In a previous post, I wrote about three kinds of item-total regressions available in dexter: the empirical one, and the smoothed versions under the Rasch model and the interaction model. In fact, there is one more item-total regression, available through the
distractor_plot command and the Shiny interfaces in dexter and dextergui. This will be the topic today.
Unlike the latter two regressions, this one does not involve a global model for the data (Rasch or interaction model): it is local. We use the
density function in R (R Development Core Team (2005)) to estimate the density of the total scores twice over the same support: for all persons, and for the persons who have given a certain response to the item. Together with the marginal frequency of the response, this is all we need to apply the Bayes rule and compute the density of the response given the total score. This is the item-total regression we need.
We call this a distractor plot because we apply it to all possible responses to the item, including non-response, and not just to the (modelled) correct response. This provides valuable insights into the quality of item writing, including trivial annoyances such as a wrong key. We don’t have to believe that multiple choice items are the pinnacle of creation but, if we do use them, we must make sure that they are written well and graded correctly. Good writing means, among other things, that along with the correct response(s) the item must contain a sufficient number of sufficiently plausible wrong alternatives (‘distractors’).
Moses (2017) gives a nice historical overview of the use of similar graphics, from the first item-total regressions drawn by Thurstone in 1925 to the graphs used routinely at ETS. He also provides examples (drawn from Livingston and Dorans (2004)) of items that are too easy, too difficult, or simply not appropriate for a given group of examinees. Let us also mention the computer program TestGraf98 (Ramsay (2000)) whose functionality has been reproduced in the R package, KernelSmoothIRT (Mazza, Punzo, and McGuire (2014)).
I will only give a couple of examples. The first one illustrates the situation I described above. Only one of the distractors is plausible, while the other two are so weak that nobody ever chooses them. Solving the item then turns, for the less able students, into coin flipping.

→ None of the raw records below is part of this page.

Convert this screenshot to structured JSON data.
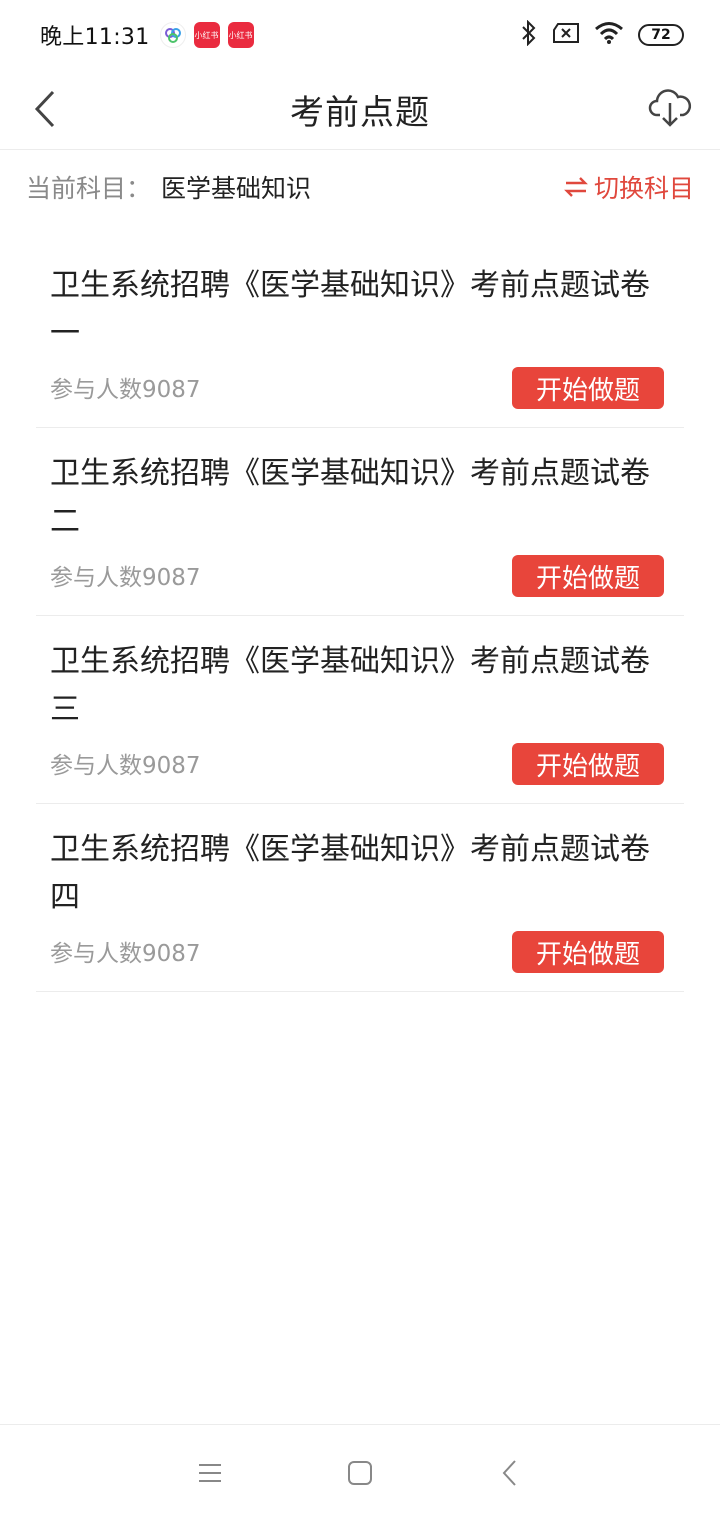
{
  "status_bar": {
    "time": "晚上11:31",
    "app_badges": [
      "小红书",
      "小红书"
    ],
    "battery": "72"
  },
  "header": {
    "title": "考前点题"
  },
  "subject": {
    "label": "当前科目：",
    "value": "医学基础知识",
    "switch_label": "切换科目"
  },
  "papers": [
    {
      "title": "卫生系统招聘《医学基础知识》考前点题试卷一",
      "count": "参与人数9087",
      "button": "开始做题"
    },
    {
      "title": "卫生系统招聘《医学基础知识》考前点题试卷二",
      "count": "参与人数9087",
      "button": "开始做题"
    },
    {
      "title": "卫生系统招聘《医学基础知识》考前点题试卷三",
      "count": "参与人数9087",
      "button": "开始做题"
    },
    {
      "title": "卫生系统招聘《医学基础知识》考前点题试卷四",
      "count": "参与人数9087",
      "button": "开始做题"
    }
  ],
  "colors": {
    "accent": "#e8453b",
    "muted_text": "#9a9a9a"
  }
}
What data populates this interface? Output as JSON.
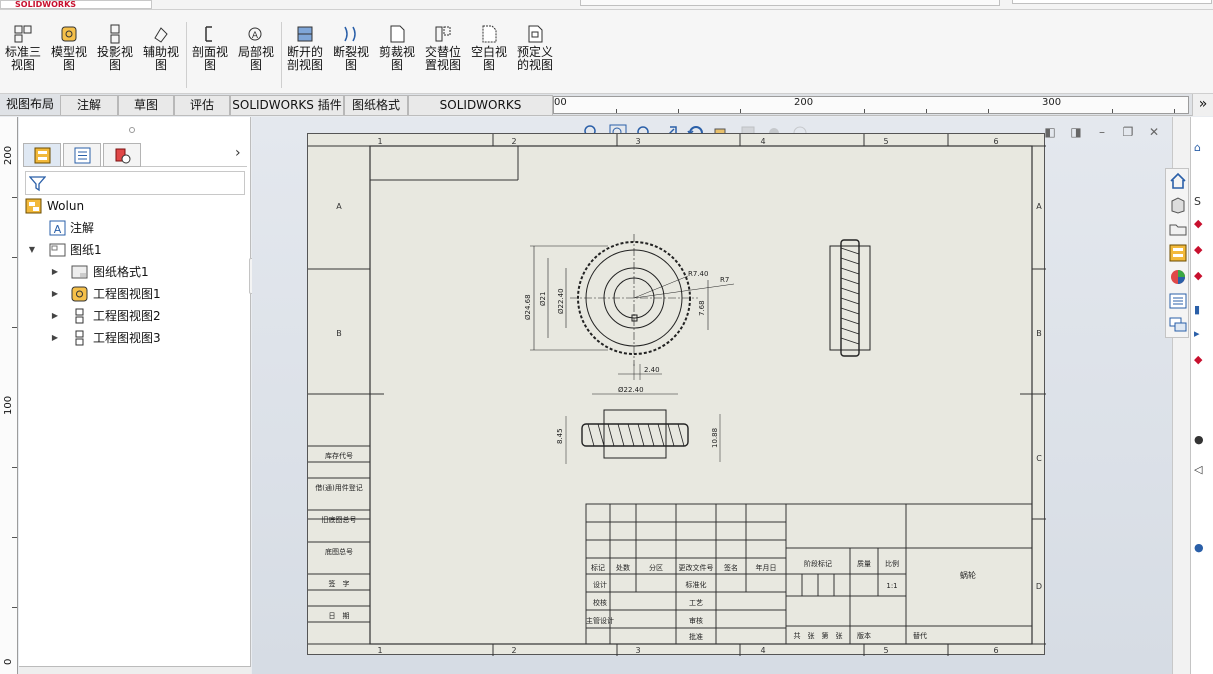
{
  "app": {
    "logo_text": "SOLIDWORKS"
  },
  "ribbon": {
    "buttons": [
      {
        "label_l1": "标准三",
        "label_l2": "视图",
        "icon": "standard-3-view-icon"
      },
      {
        "label_l1": "模型视",
        "label_l2": "图",
        "icon": "model-view-icon"
      },
      {
        "label_l1": "投影视",
        "label_l2": "图",
        "icon": "projected-view-icon"
      },
      {
        "label_l1": "辅助视",
        "label_l2": "图",
        "icon": "auxiliary-view-icon"
      },
      {
        "label_l1": "剖面视",
        "label_l2": "图",
        "icon": "section-view-icon"
      },
      {
        "label_l1": "局部视",
        "label_l2": "图",
        "icon": "detail-view-icon"
      },
      {
        "label_l1": "断开的",
        "label_l2": "剖视图",
        "icon": "broken-out-section-icon"
      },
      {
        "label_l1": "断裂视",
        "label_l2": "图",
        "icon": "break-view-icon"
      },
      {
        "label_l1": "剪裁视",
        "label_l2": "图",
        "icon": "crop-view-icon"
      },
      {
        "label_l1": "交替位",
        "label_l2": "置视图",
        "icon": "alternate-position-view-icon"
      },
      {
        "label_l1": "空白视",
        "label_l2": "图",
        "icon": "empty-view-icon"
      },
      {
        "label_l1": "预定义",
        "label_l2": "的视图",
        "icon": "predefined-view-icon"
      }
    ]
  },
  "tabs": [
    "视图布局",
    "注解",
    "草图",
    "评估",
    "SOLIDWORKS 插件",
    "图纸格式",
    "SOLIDWORKS Inspection"
  ],
  "hruler_labels": [
    "200",
    "300"
  ],
  "vruler_labels": [
    "200",
    "100",
    "0"
  ],
  "tree": {
    "root": "Wolun",
    "items": [
      {
        "label": "注解",
        "icon": "annotations-icon",
        "level": 1,
        "expander": ""
      },
      {
        "label": "图纸1",
        "icon": "sheet-icon",
        "level": 1,
        "expander": "▼"
      },
      {
        "label": "图纸格式1",
        "icon": "sheet-format-icon",
        "level": 2,
        "expander": "▶"
      },
      {
        "label": "工程图视图1",
        "icon": "drawing-view-icon",
        "level": 2,
        "expander": "▶"
      },
      {
        "label": "工程图视图2",
        "icon": "drawing-view-icon",
        "level": 2,
        "expander": "▶"
      },
      {
        "label": "工程图视图3",
        "icon": "drawing-view-icon",
        "level": 2,
        "expander": "▶"
      }
    ]
  },
  "sheet": {
    "zone_cols": [
      "1",
      "2",
      "3",
      "4",
      "5",
      "6"
    ],
    "zone_rows": [
      "A",
      "B",
      "C",
      "D"
    ],
    "dims": {
      "d1": "Ø24.68",
      "d2": "Ø21",
      "d3": "Ø22.40",
      "r1": "R7.40",
      "r2": "R7",
      "w1": "7.68",
      "h1": "2.40",
      "top": "Ø22.40",
      "left": "8.45",
      "right": "10.88"
    },
    "left_column": [
      "库存代号",
      "借(通)用件登记",
      "旧底图总号",
      "底图总号",
      "签　字",
      "日　期"
    ],
    "title_block": {
      "headers": [
        "标记",
        "处数",
        "分区",
        "更改文件号",
        "签名",
        "年月日"
      ],
      "roles": [
        "设计",
        "校核",
        "主管设计"
      ],
      "roles2": [
        "标准化",
        "工艺",
        "审核",
        "批准"
      ],
      "stage": "阶段标记",
      "weight": "质量",
      "scale": "比例",
      "scale_value": "1:1",
      "part_name": "蜗轮",
      "sheets": "共　张　第　张",
      "version": "版本",
      "replace": "替代"
    }
  }
}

Note that the distractor plot is not a proper item-total regression in the sense that a total score of 0 does not necessarily go with an item score of zero; similar for the full score. In this respect, it resembles the trace lines of the 2PL and 3PL models. Just as with the other item-total regressions, we have provided curtains, drawn by default at the 5th and 95th percentile of the total score distribution. Most of the interesting (and statistically stable) stuff happens where the curtains are open.
My example data set does not contain any items with wrong keys, and I am too lazy to fake one, although it is not difficult: all I would need to do is use the
touch_rules function. It is also easy to foresee what would happen: the curve for the correct response will have a negative slope. To help discover such cases more easily, the legend for the curves shows the original response and, in brackets, the score that it is assigned by the current scoring rules. I have already given away the recipe for correcting any wrong rules.
The following example is even more messy. Thankfully, the curve for the correct response is monotone increasing, but one of the distractors is possibly too attractive and peaks in the middle, a bit like the middle category in a partial credit model. Note that the rate of non-response seems to increase slightly with the total score, which I think is also a bad sign.
To conclude, I will show something that not everybody does: a good item.
Note the high correlations of the item score with the total score and the rest score (the total omitting the item), neatly shown at the bottom as Rit and Rir.
When an item has been included in more than one booklet, the default behaviour is to display the distractor plots side by side. The position of the item in each booklet is shown in the default plot title, which may help explain unexpected differences. For example, if an item’s difficulty is higher when the item is placed towards the end of the test, this would be a sign of speededness.
Livingston, Samuel A., and Neil J. Dorans. 2004. “A Graphical Approach to Item Analysis.” ETS Research Report Series, no. 1: i–17. https://doi.org/10.1002/j.2333-8504.2004.tb01937.x.
Mazza, Angelo, Antonio Punzo, and Brian McGuire. 2014. “KernSmoothIRT: An R Package for Kernel Smoothing in Item Response Theory.” Journal of Statistical Software 58 (6): 1–34. http://www.jstatsoft.org/v58/i06/.
Moses, Tim. 2017. “A Review of Developments and Applications in Item Analysis.” In Advancing Human Assessment: The Methodological, Psychological and Policy Contributions of ETS, edited by M. von Davier and C. H. Carstensen, 19–46. New York: Springer.
Ramsay, J. O. 2000. TestGraf: A Program for the Graphical Analysis of Multiple Choice Test and Questionnaire Data. McGill University.
R Development Core Team. 2005. R: A Language and Environment for Statistical Computing. Vienna, Austria: R Foundation for Statistical Computing. https://www.R-project.org.